This means many patients—especially the less well-to-do—have no ready system in place for preventative care for managing mental health problems.
The question here, though, is why. And while we could point to the greater market power MedSurge hospitals command relative to behavioral health facilities, or perhaps to the sometimes tragic history of behavioral health institutions, I believe it ultimately boils down to something that is much more actionable:
Corey Blake, a marketing expert whose agency, MWI, works extensively with behavioral health professionals, believes that it boils down to what we as a society collectively value:
“Ultimately, the root problem in the behavioral health industry is the devaluing perception of mental health. Society in general still craves the comfort of not quite believing that mental illness exists, and as a consequence people don’t seek preventative help when they need it, and society doesn’t provide adequate resources to resolve inevitable crisis situations.”
The consequences of this undervaluing are felt socially and economically by everyone involved—both those who live with it, and those who treat it. As one veteran psychiatric doctor puts it:
“[T]he question I ask every interviewee for psychiatry residency is "Have your family gotten over it yet?"
And Neel Burton, a British author and psychiatrist says of his experience when he ultimately turned away from ‘more ambitious’ specialties as a medical doctor:
“It became very clear, first, that the stigma that people with a mental disorder are made to feel also extends to the doctors who look after them; and, second, that this stigma emanates most strongly from the medical profession itself[.]”

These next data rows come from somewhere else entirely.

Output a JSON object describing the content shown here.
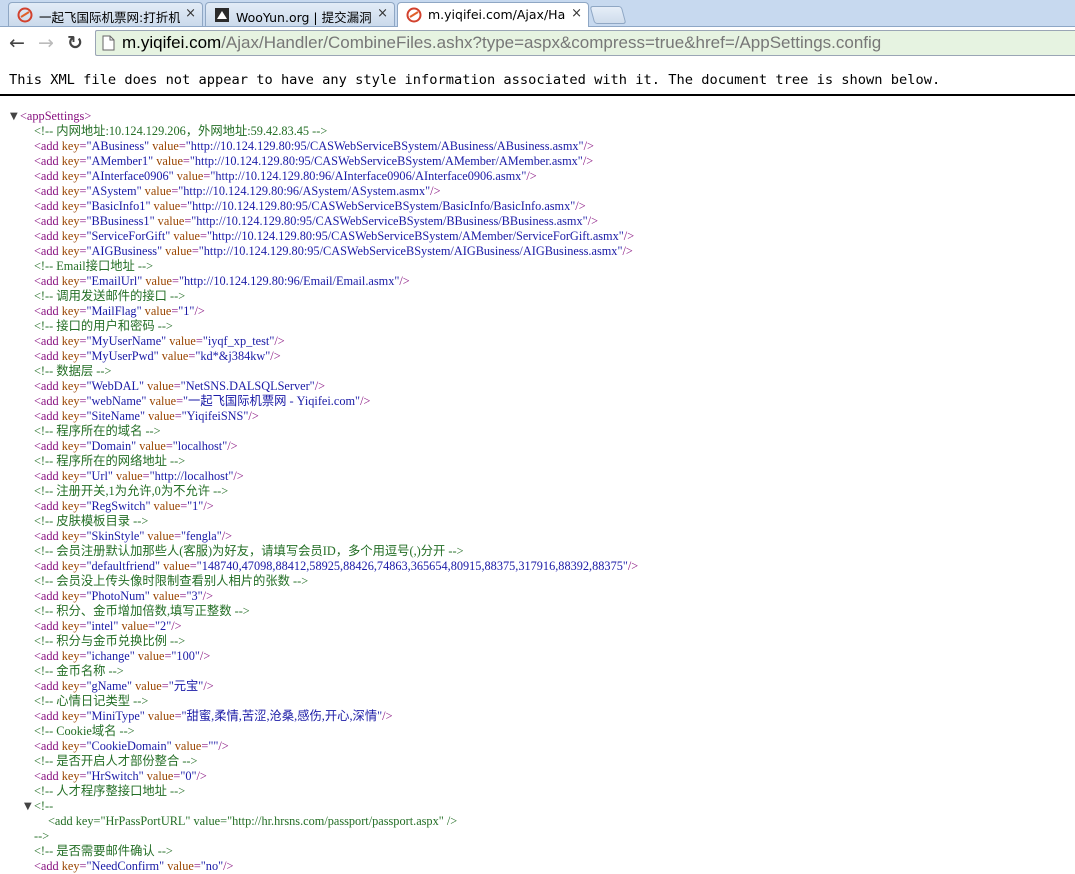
{
  "tabs": [
    {
      "title": "一起飞国际机票网:打折机",
      "close": "×",
      "active": false
    },
    {
      "title": "WooYun.org | 提交漏洞",
      "close": "×",
      "active": false
    },
    {
      "title": "m.yiqifei.com/Ajax/Hand",
      "close": "×",
      "active": true
    }
  ],
  "toolbar": {
    "back": "←",
    "forward": "→",
    "reload": "↻",
    "url_host": "m.yiqifei.com",
    "url_path": "/Ajax/Handler/CombineFiles.ashx?type=aspx&compress=true&href=/AppSettings.config"
  },
  "xml_notice": "This XML file does not appear to have any style information associated with it. The document tree is shown below.",
  "xml": {
    "root_open": "<appSettings>",
    "toggles": {
      "root": "▼",
      "comment_block": "▼"
    },
    "items": [
      {
        "kind": "comment",
        "text": "<!-- 内网地址:10.124.129.206，外网地址:59.42.83.45 -->"
      },
      {
        "kind": "add",
        "key": "ABusiness",
        "value": "http://10.124.129.80:95/CASWebServiceBSystem/ABusiness/ABusiness.asmx"
      },
      {
        "kind": "add",
        "key": "AMember1",
        "value": "http://10.124.129.80:95/CASWebServiceBSystem/AMember/AMember.asmx"
      },
      {
        "kind": "add",
        "key": "AInterface0906",
        "value": "http://10.124.129.80:96/AInterface0906/AInterface0906.asmx"
      },
      {
        "kind": "add",
        "key": "ASystem",
        "value": "http://10.124.129.80:96/ASystem/ASystem.asmx"
      },
      {
        "kind": "add",
        "key": "BasicInfo1",
        "value": "http://10.124.129.80:95/CASWebServiceBSystem/BasicInfo/BasicInfo.asmx"
      },
      {
        "kind": "add",
        "key": "BBusiness1",
        "value": "http://10.124.129.80:95/CASWebServiceBSystem/BBusiness/BBusiness.asmx"
      },
      {
        "kind": "add",
        "key": "ServiceForGift",
        "value": "http://10.124.129.80:95/CASWebServiceBSystem/AMember/ServiceForGift.asmx"
      },
      {
        "kind": "add",
        "key": "AIGBusiness",
        "value": "http://10.124.129.80:95/CASWebServiceBSystem/AIGBusiness/AIGBusiness.asmx"
      },
      {
        "kind": "comment",
        "text": "<!-- Email接口地址 -->"
      },
      {
        "kind": "add",
        "key": "EmailUrl",
        "value": "http://10.124.129.80:96/Email/Email.asmx"
      },
      {
        "kind": "comment",
        "text": "<!-- 调用发送邮件的接口 -->"
      },
      {
        "kind": "add",
        "key": "MailFlag",
        "value": "1"
      },
      {
        "kind": "comment",
        "text": "<!-- 接口的用户和密码 -->"
      },
      {
        "kind": "add",
        "key": "MyUserName",
        "value": "iyqf_xp_test"
      },
      {
        "kind": "add",
        "key": "MyUserPwd",
        "value": "kd*&j384kw"
      },
      {
        "kind": "comment",
        "text": "<!-- 数据层 -->"
      },
      {
        "kind": "add",
        "key": "WebDAL",
        "value": "NetSNS.DALSQLServer"
      },
      {
        "kind": "add",
        "key": "webName",
        "value": "一起飞国际机票网 - Yiqifei.com"
      },
      {
        "kind": "add",
        "key": "SiteName",
        "value": "YiqifeiSNS"
      },
      {
        "kind": "comment",
        "text": "<!-- 程序所在的域名 -->"
      },
      {
        "kind": "add",
        "key": "Domain",
        "value": "localhost"
      },
      {
        "kind": "comment",
        "text": "<!-- 程序所在的网络地址 -->"
      },
      {
        "kind": "add",
        "key": "Url",
        "value": "http://localhost"
      },
      {
        "kind": "comment",
        "text": "<!-- 注册开关,1为允许,0为不允许 -->"
      },
      {
        "kind": "add",
        "key": "RegSwitch",
        "value": "1"
      },
      {
        "kind": "comment",
        "text": "<!-- 皮肤模板目录 -->"
      },
      {
        "kind": "add",
        "key": "SkinStyle",
        "value": "fengla"
      },
      {
        "kind": "comment",
        "text": "<!-- 会员注册默认加那些人(客服)为好友，请填写会员ID，多个用逗号(,)分开 -->"
      },
      {
        "kind": "add",
        "key": "defaultfriend",
        "value": "148740,47098,88412,58925,88426,74863,365654,80915,88375,317916,88392,88375"
      },
      {
        "kind": "comment",
        "text": "<!-- 会员没上传头像时限制查看别人相片的张数 -->"
      },
      {
        "kind": "add",
        "key": "PhotoNum",
        "value": "3"
      },
      {
        "kind": "comment",
        "text": "<!-- 积分、金币增加倍数,填写正整数 -->"
      },
      {
        "kind": "add",
        "key": "intel",
        "value": "2"
      },
      {
        "kind": "comment",
        "text": "<!-- 积分与金币兑换比例 -->"
      },
      {
        "kind": "add",
        "key": "ichange",
        "value": "100"
      },
      {
        "kind": "comment",
        "text": "<!-- 金币名称 -->"
      },
      {
        "kind": "add",
        "key": "gName",
        "value": "元宝"
      },
      {
        "kind": "comment",
        "text": "<!-- 心情日记类型 -->"
      },
      {
        "kind": "add",
        "key": "MiniType",
        "value": "甜蜜,柔情,苦涩,沧桑,感伤,开心,深情"
      },
      {
        "kind": "comment",
        "text": "<!-- Cookie域名 -->"
      },
      {
        "kind": "add",
        "key": "CookieDomain",
        "value": ""
      },
      {
        "kind": "comment",
        "text": "<!-- 是否开启人才部份整合 -->"
      },
      {
        "kind": "add",
        "key": "HrSwitch",
        "value": "0"
      },
      {
        "kind": "comment",
        "text": "<!-- 人才程序整接口地址 -->"
      }
    ],
    "block_comment": {
      "open": "<!--",
      "body": "<add key=\"HrPassPortURL\" value=\"http://hr.hrsns.com/passport/passport.aspx\" />",
      "close": "-->"
    },
    "tail": [
      {
        "kind": "comment",
        "text": "<!-- 是否需要邮件确认 -->"
      },
      {
        "kind": "add",
        "key": "NeedConfirm",
        "value": "no"
      }
    ]
  }
}
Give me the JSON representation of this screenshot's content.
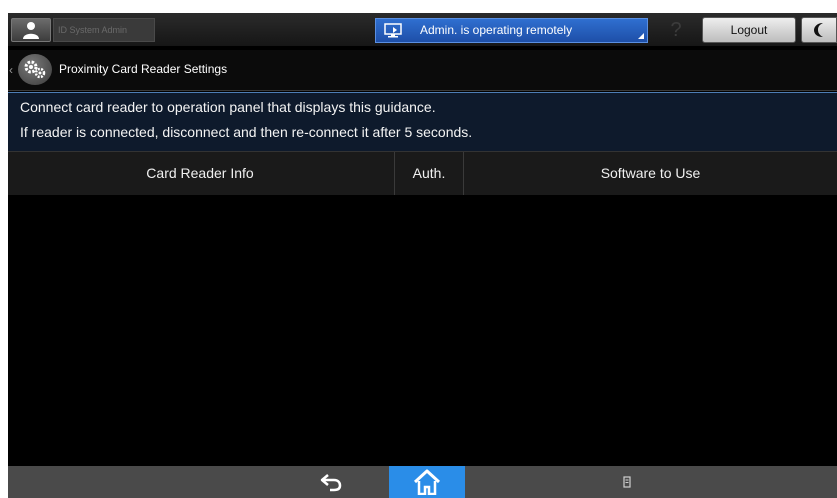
{
  "topbar": {
    "user_name": "ID System Admin",
    "remote_status": "Admin. is operating remotely",
    "help_symbol": "?",
    "logout_label": "Logout"
  },
  "titlebar": {
    "back_symbol": "‹",
    "title": "Proximity Card Reader Settings"
  },
  "guidance": {
    "line1": "Connect card reader to operation panel that displays this guidance.",
    "line2": "If reader is connected, disconnect and then re-connect it after 5 seconds."
  },
  "table": {
    "columns": [
      "Card Reader Info",
      "Auth.",
      "Software to Use"
    ],
    "rows": []
  },
  "bottombar": {
    "icons": [
      "back-arrow-icon",
      "home-icon",
      "menu-icon"
    ]
  },
  "colors": {
    "screen_bg": "#000000",
    "accent_blue": "#2a8de8",
    "remote_banner": "#2f6fd0",
    "guidance_bg": "#0e1a2c"
  }
}
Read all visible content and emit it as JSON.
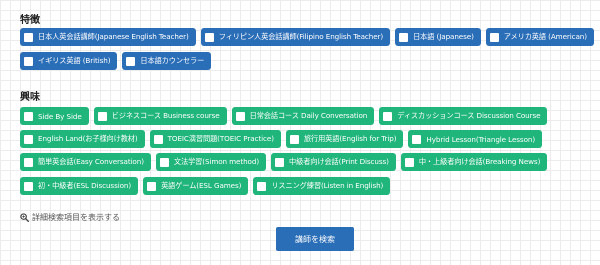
{
  "features": {
    "title": "特徴",
    "rows": [
      [
        "日本人英会話講師(Japanese English Teacher)",
        "フィリピン人英会話講師(Filipino English Teacher)",
        "日本語 (Japanese)",
        "アメリカ英語 (American)"
      ],
      [
        "イギリス英語 (British)",
        "日本語カウンセラー"
      ]
    ]
  },
  "interests": {
    "title": "興味",
    "rows": [
      [
        "Side By Side",
        "ビジネスコース Business course",
        "日常会話コース Daily Conversation",
        "ディスカッションコース Discussion Course"
      ],
      [
        "English Land(お子様向け教材)",
        "TOEIC演習問題(TOEIC Practice)",
        "旅行用英語(English for Trip)",
        "Hybrid Lesson(Triangle Lesson)"
      ],
      [
        "簡単英会話(Easy Conversation)",
        "文法学習(Simon method)",
        "中級者向け会話(Print Discuss)",
        "中・上級者向け会話(Breaking News)"
      ],
      [
        "初・中級者(ESL Discussion)",
        "英語ゲーム(ESL Games)",
        "リスニング練習(Listen in English)"
      ]
    ]
  },
  "detail_link": "詳細検索項目を表示する",
  "search_button": "講師を検索",
  "colors": {
    "feature_tag": "#2b6eb8",
    "interest_tag": "#1fb57b",
    "search_button": "#2b6eb8"
  }
}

The secret, then, is that this becomes a vicious cycle: the medical profession treats psychiatry as a “second-rate” discipline, steering its resources—including some of its best talent—away from that field.
This in turn hurts public perception of psychiatry and the value placed on mental health, reducing demand psychiatric services, reducing prestige, driving down salaries, and further dissuading ‘ambitious’ doctors from entering the field.
Of course, professionals in this industry push back—Jesus Quiroga conducts trainings, for example; Lana Foster-White engages extensively in social media outreach, and Patrick Moallemian in his prior role at Chicago Lakeshore Hospital had his institution give back by participating in research—all with the objective of earning physicians’ respect and motivating a shift in public opinion.
As Corey Blake put it: “If we want to improve outcomes in behavioral health, we need to start by changing the value equation people are bringing to this. Once people put personal and social wellness ahead of traditional stigma norms, then behavior and policy will change. It’s the only way.”
But the most heroic efforts of these healthcare professionals won’t turn the tide alone. That’s where you and I come in:
10. We must work to change public perception of mental health and mental health issues. In addition to the proper self-care and empathy I suggest above, each of us can be an agent for change, simply by breaking our own link in the vicious cycle.
We can fight the stigma that holds people back from seeking early and proper care by speaking accurately and empathetically about mental health issues.
We can gently correct and educate others when we hear or read something that is false, derogatory, or stereotypical of those struggling wrestling with mental illness and the profession that serves them.
We can encourage political representatives to dig deep to craft sustainable improvements through innovative policy that goes beyond throwing money at the problems.
And when possible, we can contribute some of our time, talent, and resources to raising awareness in other ways.
When mental health crisis or substance abuse touches someone close to you, you’ll be glad you did.